__Your instructions__:
Pull out every line below that holds the word "branch".

[Dataset rows describing interfaces]
━━━━

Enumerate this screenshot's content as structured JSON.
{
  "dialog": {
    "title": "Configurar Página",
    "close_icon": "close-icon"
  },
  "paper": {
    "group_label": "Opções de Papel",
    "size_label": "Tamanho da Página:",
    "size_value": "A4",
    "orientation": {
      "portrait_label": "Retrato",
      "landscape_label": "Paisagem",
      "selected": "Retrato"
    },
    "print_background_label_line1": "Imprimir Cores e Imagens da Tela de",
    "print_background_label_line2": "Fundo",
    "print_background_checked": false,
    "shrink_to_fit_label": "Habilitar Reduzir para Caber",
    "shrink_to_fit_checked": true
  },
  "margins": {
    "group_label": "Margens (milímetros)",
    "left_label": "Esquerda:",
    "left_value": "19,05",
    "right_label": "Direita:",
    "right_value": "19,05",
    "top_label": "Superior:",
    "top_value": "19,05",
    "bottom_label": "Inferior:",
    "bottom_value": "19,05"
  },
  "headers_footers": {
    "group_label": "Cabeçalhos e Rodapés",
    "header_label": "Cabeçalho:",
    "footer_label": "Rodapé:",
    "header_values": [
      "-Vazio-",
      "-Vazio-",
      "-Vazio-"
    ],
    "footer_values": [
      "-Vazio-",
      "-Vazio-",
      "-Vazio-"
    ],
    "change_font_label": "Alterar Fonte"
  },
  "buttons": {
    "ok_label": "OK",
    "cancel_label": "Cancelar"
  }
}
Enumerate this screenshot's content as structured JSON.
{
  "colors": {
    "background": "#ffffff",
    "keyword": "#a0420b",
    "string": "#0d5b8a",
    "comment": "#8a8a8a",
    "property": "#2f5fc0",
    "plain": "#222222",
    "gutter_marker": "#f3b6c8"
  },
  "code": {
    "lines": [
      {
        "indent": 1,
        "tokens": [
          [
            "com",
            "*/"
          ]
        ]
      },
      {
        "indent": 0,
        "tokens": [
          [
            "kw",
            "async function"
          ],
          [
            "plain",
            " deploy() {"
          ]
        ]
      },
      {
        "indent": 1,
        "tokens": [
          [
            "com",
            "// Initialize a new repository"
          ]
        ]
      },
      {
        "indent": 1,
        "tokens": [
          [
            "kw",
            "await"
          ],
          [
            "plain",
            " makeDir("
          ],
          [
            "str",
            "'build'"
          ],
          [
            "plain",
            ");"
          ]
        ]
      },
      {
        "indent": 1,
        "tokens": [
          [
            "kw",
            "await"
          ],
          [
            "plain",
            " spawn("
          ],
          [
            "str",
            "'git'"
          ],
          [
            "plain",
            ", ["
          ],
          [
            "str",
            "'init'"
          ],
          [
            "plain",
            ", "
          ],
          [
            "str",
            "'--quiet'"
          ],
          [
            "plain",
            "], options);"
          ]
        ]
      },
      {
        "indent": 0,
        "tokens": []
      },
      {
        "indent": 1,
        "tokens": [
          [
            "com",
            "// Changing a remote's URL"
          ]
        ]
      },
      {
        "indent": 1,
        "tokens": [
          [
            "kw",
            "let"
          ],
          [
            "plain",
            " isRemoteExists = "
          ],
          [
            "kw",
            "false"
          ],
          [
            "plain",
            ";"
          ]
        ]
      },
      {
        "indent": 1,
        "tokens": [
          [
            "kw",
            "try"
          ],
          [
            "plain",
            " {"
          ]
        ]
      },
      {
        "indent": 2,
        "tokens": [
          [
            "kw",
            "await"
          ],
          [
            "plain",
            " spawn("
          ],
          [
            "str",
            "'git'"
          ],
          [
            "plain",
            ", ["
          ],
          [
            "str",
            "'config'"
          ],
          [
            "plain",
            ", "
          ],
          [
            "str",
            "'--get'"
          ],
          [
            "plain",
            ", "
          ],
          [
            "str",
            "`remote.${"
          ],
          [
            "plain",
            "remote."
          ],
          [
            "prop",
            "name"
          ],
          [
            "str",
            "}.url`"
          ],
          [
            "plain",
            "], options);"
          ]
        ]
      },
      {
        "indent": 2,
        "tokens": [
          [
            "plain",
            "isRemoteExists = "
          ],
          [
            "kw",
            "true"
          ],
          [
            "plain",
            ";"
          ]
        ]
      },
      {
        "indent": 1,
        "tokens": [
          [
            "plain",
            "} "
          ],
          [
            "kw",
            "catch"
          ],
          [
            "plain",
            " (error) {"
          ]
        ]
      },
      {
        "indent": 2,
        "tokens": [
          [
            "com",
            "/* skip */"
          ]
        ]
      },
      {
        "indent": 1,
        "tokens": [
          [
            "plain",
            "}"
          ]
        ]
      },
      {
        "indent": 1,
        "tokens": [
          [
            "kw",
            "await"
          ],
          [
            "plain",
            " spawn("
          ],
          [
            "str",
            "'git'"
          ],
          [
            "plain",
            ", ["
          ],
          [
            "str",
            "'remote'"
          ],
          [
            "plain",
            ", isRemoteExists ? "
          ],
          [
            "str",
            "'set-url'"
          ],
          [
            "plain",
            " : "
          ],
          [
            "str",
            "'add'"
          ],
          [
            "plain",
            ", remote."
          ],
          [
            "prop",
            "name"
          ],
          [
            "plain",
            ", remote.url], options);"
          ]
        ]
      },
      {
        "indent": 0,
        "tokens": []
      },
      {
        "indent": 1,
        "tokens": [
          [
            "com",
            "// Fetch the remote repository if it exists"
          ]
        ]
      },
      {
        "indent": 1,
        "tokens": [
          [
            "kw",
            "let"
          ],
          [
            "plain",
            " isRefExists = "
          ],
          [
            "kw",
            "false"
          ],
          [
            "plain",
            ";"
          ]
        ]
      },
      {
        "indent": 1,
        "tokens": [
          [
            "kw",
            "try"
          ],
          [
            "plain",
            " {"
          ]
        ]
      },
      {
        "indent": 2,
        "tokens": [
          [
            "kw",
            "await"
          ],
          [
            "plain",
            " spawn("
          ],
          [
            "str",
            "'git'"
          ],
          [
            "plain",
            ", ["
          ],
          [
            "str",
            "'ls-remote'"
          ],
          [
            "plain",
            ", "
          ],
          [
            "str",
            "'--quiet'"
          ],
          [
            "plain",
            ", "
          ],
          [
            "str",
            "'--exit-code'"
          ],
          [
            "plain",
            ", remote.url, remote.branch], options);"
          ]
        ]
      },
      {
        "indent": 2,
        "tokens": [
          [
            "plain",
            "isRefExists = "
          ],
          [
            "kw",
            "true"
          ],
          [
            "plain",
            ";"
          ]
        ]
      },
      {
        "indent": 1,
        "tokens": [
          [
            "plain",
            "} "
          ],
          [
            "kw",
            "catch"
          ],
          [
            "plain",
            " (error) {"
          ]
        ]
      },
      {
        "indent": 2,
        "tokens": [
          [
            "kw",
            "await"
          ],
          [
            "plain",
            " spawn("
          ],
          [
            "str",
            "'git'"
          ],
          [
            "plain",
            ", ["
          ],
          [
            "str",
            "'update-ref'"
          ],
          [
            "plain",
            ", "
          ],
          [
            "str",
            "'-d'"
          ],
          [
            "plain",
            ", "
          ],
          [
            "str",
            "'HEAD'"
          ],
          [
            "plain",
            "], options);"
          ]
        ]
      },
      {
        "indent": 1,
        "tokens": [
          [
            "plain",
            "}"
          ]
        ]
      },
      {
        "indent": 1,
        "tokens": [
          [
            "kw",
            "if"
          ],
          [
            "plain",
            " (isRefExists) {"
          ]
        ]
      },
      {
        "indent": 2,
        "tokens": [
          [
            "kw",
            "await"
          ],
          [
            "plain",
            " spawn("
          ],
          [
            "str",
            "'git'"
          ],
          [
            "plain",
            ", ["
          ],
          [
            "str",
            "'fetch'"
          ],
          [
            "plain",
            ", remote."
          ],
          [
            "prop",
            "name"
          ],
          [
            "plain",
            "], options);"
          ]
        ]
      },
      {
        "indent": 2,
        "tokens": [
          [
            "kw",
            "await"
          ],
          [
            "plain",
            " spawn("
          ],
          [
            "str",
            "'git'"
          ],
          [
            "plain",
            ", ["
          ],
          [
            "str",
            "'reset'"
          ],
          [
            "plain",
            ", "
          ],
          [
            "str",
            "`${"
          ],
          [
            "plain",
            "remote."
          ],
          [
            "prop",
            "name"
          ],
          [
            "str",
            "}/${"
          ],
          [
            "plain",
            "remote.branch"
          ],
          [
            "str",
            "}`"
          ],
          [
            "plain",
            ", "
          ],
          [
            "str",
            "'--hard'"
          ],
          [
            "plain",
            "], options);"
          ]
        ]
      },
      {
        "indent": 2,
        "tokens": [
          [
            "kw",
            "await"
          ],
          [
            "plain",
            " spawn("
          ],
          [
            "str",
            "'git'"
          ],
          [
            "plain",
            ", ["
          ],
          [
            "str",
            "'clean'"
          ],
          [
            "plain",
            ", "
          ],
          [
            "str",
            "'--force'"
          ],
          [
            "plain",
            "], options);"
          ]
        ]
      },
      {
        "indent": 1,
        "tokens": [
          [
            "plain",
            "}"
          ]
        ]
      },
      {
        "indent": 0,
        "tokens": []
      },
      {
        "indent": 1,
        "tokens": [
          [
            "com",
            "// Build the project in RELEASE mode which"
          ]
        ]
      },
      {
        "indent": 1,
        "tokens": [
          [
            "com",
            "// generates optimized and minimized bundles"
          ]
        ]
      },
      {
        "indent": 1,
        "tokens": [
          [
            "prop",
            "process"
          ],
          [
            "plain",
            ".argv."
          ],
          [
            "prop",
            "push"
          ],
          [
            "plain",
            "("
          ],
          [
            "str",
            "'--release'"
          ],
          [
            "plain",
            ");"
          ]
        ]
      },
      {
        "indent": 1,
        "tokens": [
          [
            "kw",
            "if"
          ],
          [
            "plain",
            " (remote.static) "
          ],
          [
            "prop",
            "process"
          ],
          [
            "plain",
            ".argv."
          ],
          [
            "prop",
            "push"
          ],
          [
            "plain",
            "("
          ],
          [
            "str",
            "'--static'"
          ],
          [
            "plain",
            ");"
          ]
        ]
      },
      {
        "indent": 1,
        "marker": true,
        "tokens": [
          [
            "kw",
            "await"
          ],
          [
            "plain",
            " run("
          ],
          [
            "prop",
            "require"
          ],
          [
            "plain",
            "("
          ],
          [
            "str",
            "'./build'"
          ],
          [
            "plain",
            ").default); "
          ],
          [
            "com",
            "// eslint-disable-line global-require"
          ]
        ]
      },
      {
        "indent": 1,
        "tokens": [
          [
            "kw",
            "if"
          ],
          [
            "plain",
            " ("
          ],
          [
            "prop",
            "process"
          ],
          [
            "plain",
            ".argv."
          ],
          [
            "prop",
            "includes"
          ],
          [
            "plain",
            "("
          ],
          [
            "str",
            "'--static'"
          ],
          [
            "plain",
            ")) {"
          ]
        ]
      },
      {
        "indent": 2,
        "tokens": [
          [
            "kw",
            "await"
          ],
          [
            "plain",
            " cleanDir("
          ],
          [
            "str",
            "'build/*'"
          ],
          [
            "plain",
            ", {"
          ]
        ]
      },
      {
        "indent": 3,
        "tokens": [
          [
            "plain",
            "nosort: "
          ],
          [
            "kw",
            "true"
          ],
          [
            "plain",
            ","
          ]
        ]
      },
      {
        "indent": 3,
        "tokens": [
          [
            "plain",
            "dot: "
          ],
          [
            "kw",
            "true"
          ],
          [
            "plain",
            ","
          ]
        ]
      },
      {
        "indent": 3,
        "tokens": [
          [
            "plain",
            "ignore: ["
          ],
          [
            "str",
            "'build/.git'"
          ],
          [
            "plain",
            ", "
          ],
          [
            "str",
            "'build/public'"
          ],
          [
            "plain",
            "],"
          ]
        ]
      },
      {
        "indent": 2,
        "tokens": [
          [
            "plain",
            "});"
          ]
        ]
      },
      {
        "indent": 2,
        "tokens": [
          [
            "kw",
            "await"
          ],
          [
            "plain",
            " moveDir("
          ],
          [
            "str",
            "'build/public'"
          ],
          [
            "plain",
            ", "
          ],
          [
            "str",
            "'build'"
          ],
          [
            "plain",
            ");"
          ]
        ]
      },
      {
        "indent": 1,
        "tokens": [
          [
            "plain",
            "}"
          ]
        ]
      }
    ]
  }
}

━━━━

__Answer for this exercise__:
            ", remote.url, remote.branch], options);"
            "remote.branch"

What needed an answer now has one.